Exercise prompt
From the entries below, list each line with "JSON".

Given records

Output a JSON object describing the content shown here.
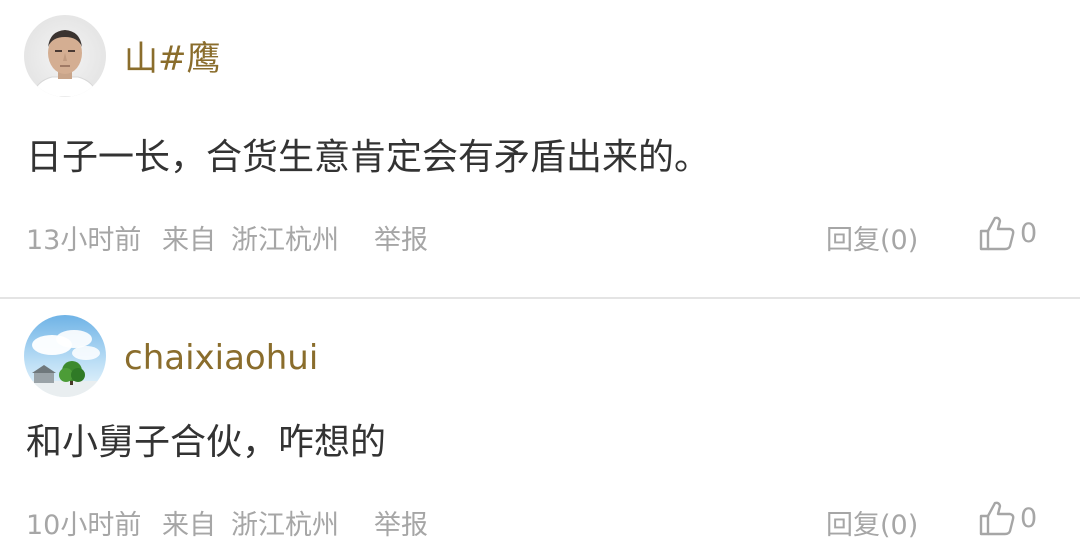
{
  "comments": [
    {
      "username": "山#鹰",
      "text": "日子一长，合货生意肯定会有矛盾出来的。",
      "time": "13小时前",
      "from_label": "来自",
      "location": "浙江杭州",
      "report_label": "举报",
      "reply_label": "回复(0)",
      "like_count": "0",
      "avatar_icon": "man-portrait-avatar"
    },
    {
      "username": "chaixiaohui",
      "text": "和小舅子合伙，咋想的",
      "time": "10小时前",
      "from_label": "来自",
      "location": "浙江杭州",
      "report_label": "举报",
      "reply_label": "回复(0)",
      "like_count": "0",
      "avatar_icon": "sky-tree-landscape-avatar"
    }
  ],
  "colors": {
    "username": "#8a6d2c",
    "body_text": "#333333",
    "meta_text": "#a6a6a6",
    "divider": "#e4e4e4"
  }
}
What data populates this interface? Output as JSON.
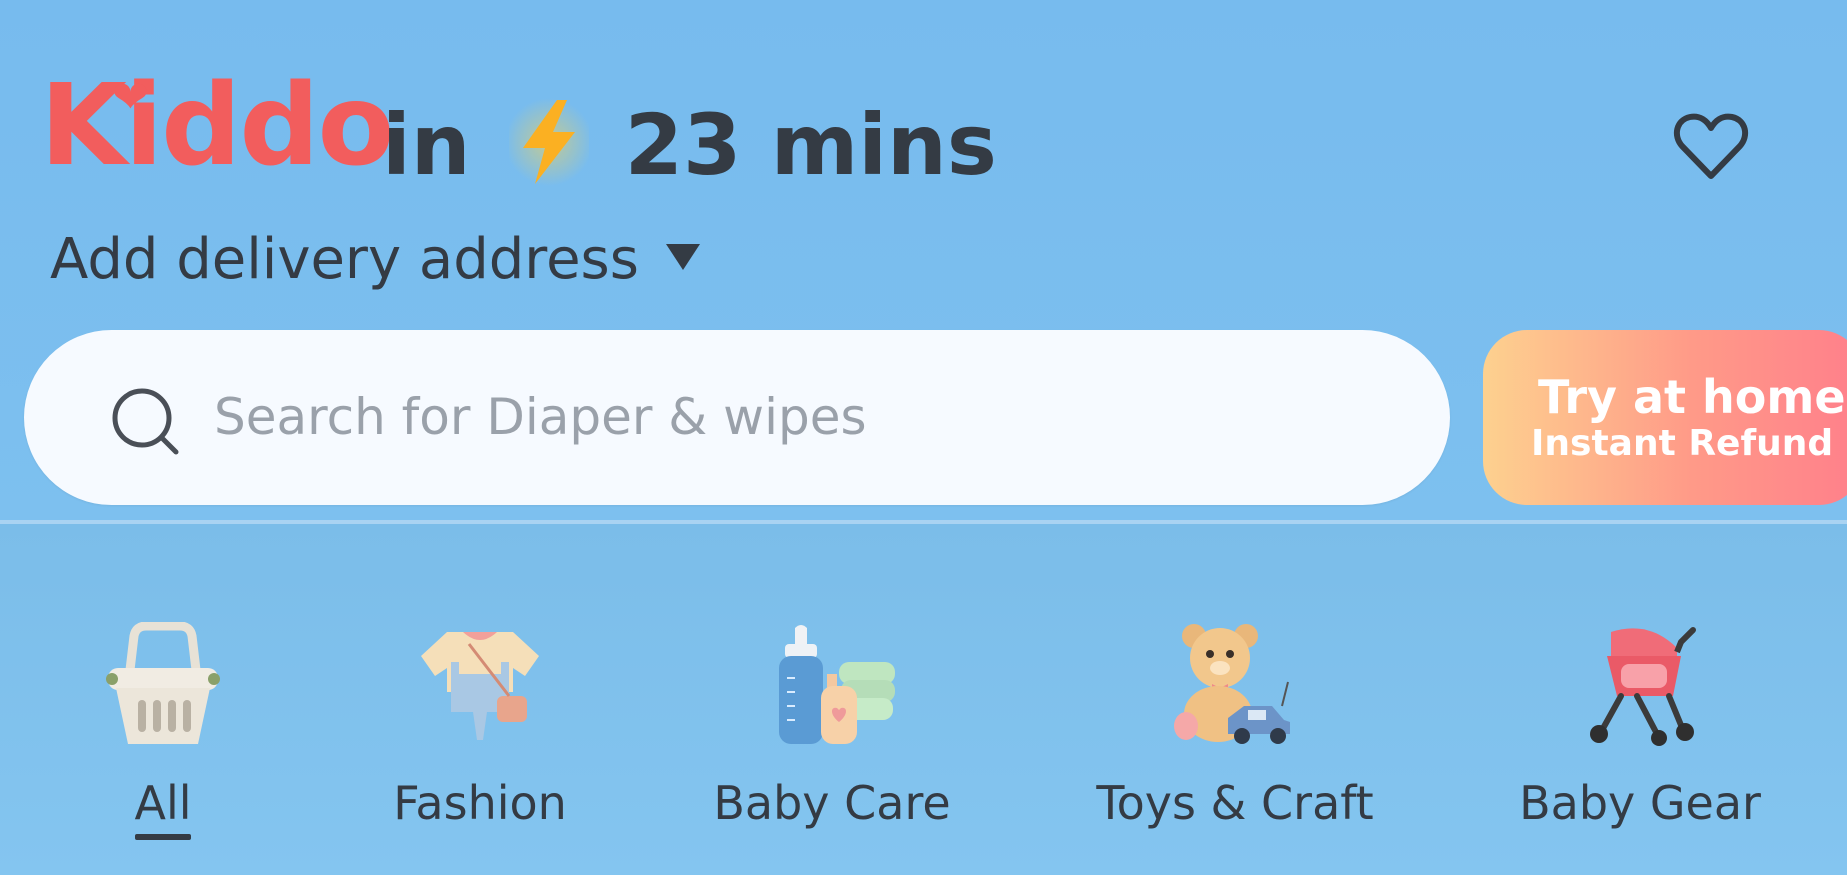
{
  "brand": {
    "name": "Kiddo",
    "color": "#f25d5d"
  },
  "delivery": {
    "prefix": "in",
    "time": "23 mins",
    "bolt_icon": "lightning-bolt-icon"
  },
  "wishlist": {
    "icon": "heart-outline-icon"
  },
  "address": {
    "label": "Add delivery address",
    "icon": "caret-down-icon"
  },
  "search": {
    "placeholder": "Search for Diaper & wipes",
    "icon": "search-icon"
  },
  "promo": {
    "line1": "Try at home",
    "line2": "Instant Refund"
  },
  "categories": [
    {
      "label": "All",
      "icon": "basket-icon",
      "selected": true
    },
    {
      "label": "Fashion",
      "icon": "baby-romper-icon",
      "selected": false
    },
    {
      "label": "Baby Care",
      "icon": "baby-bottle-icon",
      "selected": false
    },
    {
      "label": "Toys & Craft",
      "icon": "teddy-bear-icon",
      "selected": false
    },
    {
      "label": "Baby Gear",
      "icon": "stroller-icon",
      "selected": false
    }
  ],
  "colors": {
    "background": "#7bbde9",
    "text": "#343b44",
    "accent": "#f25d5d"
  }
}
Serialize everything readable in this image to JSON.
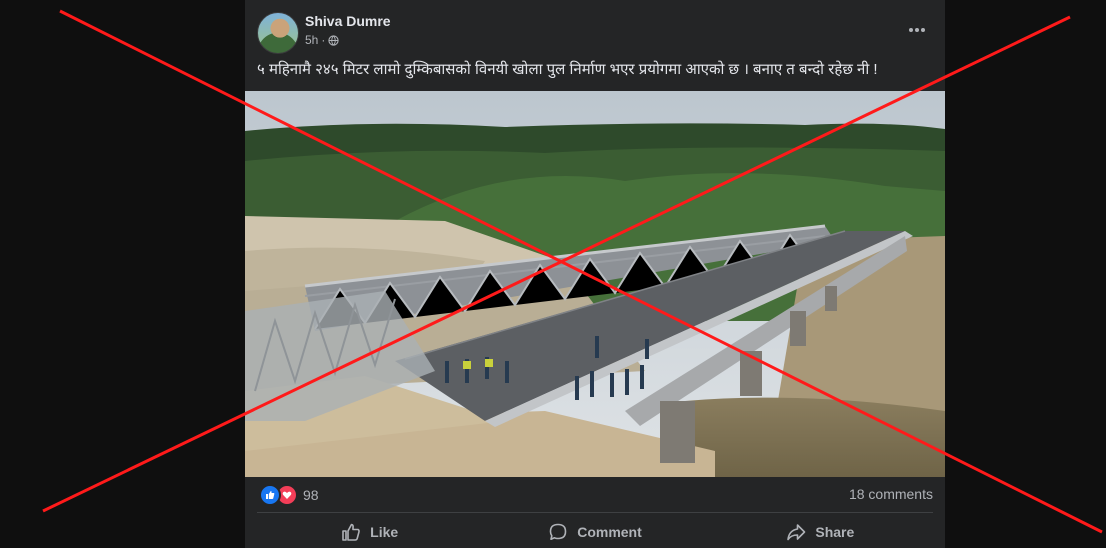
{
  "post": {
    "author": "Shiva Dumre",
    "time": "5h",
    "separator": "·",
    "caption": "५ महिनामै २४५ मिटर लामो दुम्किबासको विनयी खोला पुल निर्माण भएर प्रयोगमा आएको छ । बनाए त बन्दो रहेछ नी !",
    "reaction_count": "98",
    "comments_count": "18 comments",
    "actions": {
      "like": "Like",
      "comment": "Comment",
      "share": "Share"
    }
  },
  "colors": {
    "cross": "#ff1a1a",
    "like_blue": "#1877f2",
    "love_red": "#f33e58"
  },
  "icons": [
    "globe-icon",
    "more-options-icon",
    "like-reaction-icon",
    "love-reaction-icon",
    "like-icon",
    "comment-icon",
    "share-icon"
  ]
}
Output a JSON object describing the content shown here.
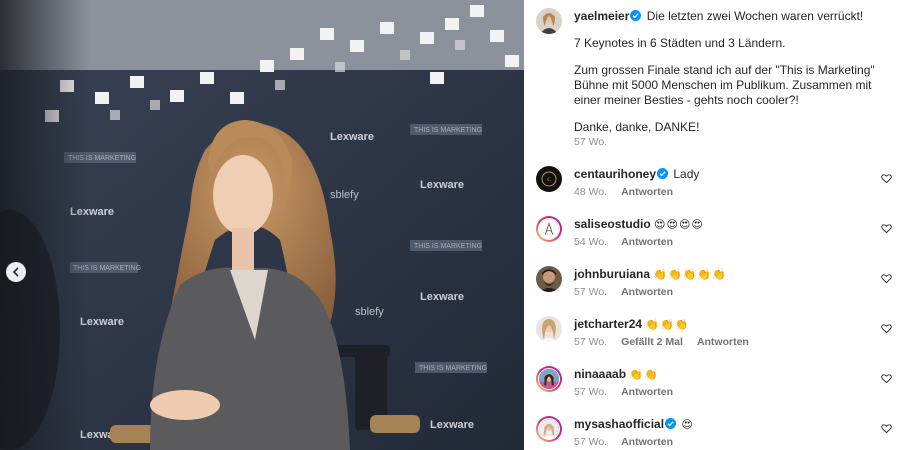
{
  "post": {
    "author": "yaelmeier",
    "caption_lines": [
      "Die letzten zwei Wochen waren verrückt!",
      "7 Keynotes in 6 Städten und 3 Ländern.",
      "Zum grossen Finale stand ich auf der \"This is Marketing\" Bühne mit 5000 Menschen im Publikum. Zusammen mit einer meiner Besties - gehts noch cooler?!",
      "Danke, danke, DANKE!"
    ],
    "time": "57 Wo."
  },
  "media": {
    "wall_logos": [
      "Lexware",
      "THIS IS MARKETING",
      "sblefy"
    ],
    "prev_label": "previous image"
  },
  "comments": [
    {
      "user": "centaurihoney",
      "verified": true,
      "text": "Lady",
      "time": "48 Wo.",
      "likes": "",
      "reply": "Antworten"
    },
    {
      "user": "saliseostudio",
      "verified": false,
      "text": "😍😍😍😍",
      "time": "54 Wo.",
      "likes": "",
      "reply": "Antworten"
    },
    {
      "user": "johnburuiana",
      "verified": false,
      "text": "👏👏👏👏👏",
      "time": "57 Wo.",
      "likes": "",
      "reply": "Antworten"
    },
    {
      "user": "jetcharter24",
      "verified": false,
      "text": "👏👏👏",
      "time": "57 Wo.",
      "likes": "Gefällt 2 Mal",
      "reply": "Antworten"
    },
    {
      "user": "ninaaaab",
      "verified": false,
      "text": "👏👏",
      "time": "57 Wo.",
      "likes": "",
      "reply": "Antworten"
    },
    {
      "user": "mysashaofficial",
      "verified": true,
      "text": "😍",
      "time": "57 Wo.",
      "likes": "",
      "reply": "Antworten"
    }
  ],
  "colors": {
    "verified": "#0095f6",
    "story_ring": "#d62976",
    "muted": "#8e8e8e"
  },
  "icons": {
    "verified": "verified-badge-icon",
    "like": "heart-icon",
    "prev": "chevron-left-icon"
  }
}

Expected output
Output a JSON object describing the content shown here.
What data populates this interface? Output as JSON.
Serialize everything readable in this image to JSON.
Output a JSON object describing the content shown here.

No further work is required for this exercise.